Bishop James Cannon Jr. Chairman, Board of Temperance and Social Service, Methodist Episcopal Church South
THE 18th Amendment was adopted after years of effort by the American people to reduce to a minimum admittedly great evils arising from the traffic in intoxicants.
The purpose of the 18th Amendment is "to promote the general welfare" by restricting the activities of individual citizens in the manufacture, sale, transportation, exportation and importation of intoxicating liquors for beverage purposes.
Intoxication is that condition in which a citizen has lost control of his physical, intellectual and moral powers, in short, of himself.
The purpose of the 18th Amendment, therefore, is to promote the general welfare by prohibiting a traffic which experience has demonstrated causes millions of citizens to lose control of themselves, to become not only unfitted to perform properly the duties which they owe to the state, to society at large, to their families, but to become a public menace, indeed, a public nuisance.

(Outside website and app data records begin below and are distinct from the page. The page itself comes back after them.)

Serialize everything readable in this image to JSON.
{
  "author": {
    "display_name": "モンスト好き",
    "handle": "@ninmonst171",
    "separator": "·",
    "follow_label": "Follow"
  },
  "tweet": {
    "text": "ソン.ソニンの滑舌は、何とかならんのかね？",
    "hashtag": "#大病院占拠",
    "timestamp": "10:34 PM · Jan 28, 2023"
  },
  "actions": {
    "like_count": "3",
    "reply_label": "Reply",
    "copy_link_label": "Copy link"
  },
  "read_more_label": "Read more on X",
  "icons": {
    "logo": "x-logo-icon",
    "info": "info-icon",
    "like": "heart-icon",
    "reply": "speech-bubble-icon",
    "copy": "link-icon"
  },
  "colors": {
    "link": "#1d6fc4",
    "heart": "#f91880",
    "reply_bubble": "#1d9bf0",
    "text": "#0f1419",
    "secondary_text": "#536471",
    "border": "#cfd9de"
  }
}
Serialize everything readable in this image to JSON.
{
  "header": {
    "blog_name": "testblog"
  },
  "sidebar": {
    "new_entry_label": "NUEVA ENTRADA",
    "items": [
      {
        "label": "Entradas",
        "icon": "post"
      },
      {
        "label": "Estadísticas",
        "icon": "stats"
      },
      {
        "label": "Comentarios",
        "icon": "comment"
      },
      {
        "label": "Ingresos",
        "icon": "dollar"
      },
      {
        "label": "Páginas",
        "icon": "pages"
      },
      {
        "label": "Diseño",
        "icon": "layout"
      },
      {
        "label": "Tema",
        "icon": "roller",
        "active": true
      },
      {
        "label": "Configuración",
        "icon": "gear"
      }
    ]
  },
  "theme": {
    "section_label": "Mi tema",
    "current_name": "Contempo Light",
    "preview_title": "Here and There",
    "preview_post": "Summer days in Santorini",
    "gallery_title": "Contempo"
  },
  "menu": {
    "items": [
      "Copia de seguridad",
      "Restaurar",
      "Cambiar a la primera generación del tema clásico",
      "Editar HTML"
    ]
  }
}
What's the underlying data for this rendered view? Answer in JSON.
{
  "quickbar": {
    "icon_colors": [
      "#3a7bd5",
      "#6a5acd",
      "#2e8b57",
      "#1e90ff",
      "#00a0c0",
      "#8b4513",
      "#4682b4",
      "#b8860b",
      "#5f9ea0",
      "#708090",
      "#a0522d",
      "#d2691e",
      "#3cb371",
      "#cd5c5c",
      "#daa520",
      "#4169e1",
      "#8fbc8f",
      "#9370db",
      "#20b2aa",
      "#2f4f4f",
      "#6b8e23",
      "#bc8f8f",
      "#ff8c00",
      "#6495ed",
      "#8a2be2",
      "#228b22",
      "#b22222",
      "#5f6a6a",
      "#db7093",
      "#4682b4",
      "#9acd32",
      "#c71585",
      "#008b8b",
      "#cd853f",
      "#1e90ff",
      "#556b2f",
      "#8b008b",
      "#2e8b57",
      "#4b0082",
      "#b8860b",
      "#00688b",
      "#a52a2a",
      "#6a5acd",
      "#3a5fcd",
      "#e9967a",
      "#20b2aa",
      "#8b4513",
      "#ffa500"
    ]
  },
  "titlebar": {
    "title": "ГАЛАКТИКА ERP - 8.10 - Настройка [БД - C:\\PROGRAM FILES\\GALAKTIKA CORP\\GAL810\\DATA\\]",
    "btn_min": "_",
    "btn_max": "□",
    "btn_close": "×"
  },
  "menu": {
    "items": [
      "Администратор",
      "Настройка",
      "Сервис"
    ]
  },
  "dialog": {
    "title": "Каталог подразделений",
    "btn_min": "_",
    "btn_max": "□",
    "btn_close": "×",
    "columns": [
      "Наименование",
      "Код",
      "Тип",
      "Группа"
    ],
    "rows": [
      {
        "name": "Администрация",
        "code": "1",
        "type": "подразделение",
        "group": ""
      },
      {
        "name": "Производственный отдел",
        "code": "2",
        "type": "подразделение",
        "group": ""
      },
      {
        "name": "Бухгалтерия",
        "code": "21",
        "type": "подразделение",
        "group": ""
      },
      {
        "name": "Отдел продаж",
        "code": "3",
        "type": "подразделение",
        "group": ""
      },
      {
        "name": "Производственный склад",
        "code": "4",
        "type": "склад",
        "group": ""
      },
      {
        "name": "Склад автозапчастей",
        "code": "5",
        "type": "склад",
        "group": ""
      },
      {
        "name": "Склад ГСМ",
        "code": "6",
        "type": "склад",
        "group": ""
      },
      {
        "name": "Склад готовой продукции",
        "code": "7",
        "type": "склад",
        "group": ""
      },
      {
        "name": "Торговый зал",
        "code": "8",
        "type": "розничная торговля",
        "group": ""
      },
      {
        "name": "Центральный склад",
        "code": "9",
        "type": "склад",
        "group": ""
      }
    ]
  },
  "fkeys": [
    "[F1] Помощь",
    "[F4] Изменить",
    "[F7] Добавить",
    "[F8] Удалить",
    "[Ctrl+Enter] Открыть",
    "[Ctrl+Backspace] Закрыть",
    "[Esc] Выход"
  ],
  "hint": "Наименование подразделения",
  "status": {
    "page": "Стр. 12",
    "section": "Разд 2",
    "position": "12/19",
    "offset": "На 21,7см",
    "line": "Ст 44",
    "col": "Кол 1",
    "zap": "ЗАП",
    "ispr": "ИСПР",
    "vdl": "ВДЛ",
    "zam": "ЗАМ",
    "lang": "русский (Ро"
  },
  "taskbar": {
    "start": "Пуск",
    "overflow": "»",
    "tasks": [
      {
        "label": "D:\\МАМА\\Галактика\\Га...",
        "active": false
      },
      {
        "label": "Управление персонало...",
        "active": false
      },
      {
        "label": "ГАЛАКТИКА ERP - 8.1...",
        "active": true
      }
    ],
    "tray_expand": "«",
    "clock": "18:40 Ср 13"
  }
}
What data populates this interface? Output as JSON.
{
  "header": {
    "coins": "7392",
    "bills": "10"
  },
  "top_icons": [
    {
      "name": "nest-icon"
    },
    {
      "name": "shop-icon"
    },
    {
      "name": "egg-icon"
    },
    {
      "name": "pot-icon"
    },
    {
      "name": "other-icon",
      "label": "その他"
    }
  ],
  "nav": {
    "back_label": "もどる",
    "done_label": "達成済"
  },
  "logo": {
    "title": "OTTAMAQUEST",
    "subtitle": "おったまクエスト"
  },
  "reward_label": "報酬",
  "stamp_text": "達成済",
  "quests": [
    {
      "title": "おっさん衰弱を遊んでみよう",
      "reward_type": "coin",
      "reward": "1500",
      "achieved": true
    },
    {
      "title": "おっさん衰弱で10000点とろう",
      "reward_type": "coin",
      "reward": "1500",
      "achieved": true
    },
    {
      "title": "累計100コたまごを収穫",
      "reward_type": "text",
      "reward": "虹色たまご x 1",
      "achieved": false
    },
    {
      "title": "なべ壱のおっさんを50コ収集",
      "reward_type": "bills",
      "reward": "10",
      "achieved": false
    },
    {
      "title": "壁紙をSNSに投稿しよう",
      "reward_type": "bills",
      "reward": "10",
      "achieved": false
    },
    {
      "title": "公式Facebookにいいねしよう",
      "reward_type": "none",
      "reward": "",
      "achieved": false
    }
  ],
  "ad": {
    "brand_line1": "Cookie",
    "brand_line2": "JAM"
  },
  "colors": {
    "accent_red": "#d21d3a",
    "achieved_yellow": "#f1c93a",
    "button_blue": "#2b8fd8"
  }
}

Because of its indisputably damning record, the abolition of the traffic was demanded by the present-day social conscience of the American people. This social conscience declares the rights and duties of organized society, brushing aside justly, without hesitation, any claim of any individual to perform any action or enjoy any privilege, which action or indulgence is a menace to the physical, economic and moral welfare of community life.
The social conscience of today absolutely refuses to recognize anything as private life which affects the general welfare and orders that all opportunities for indulgence of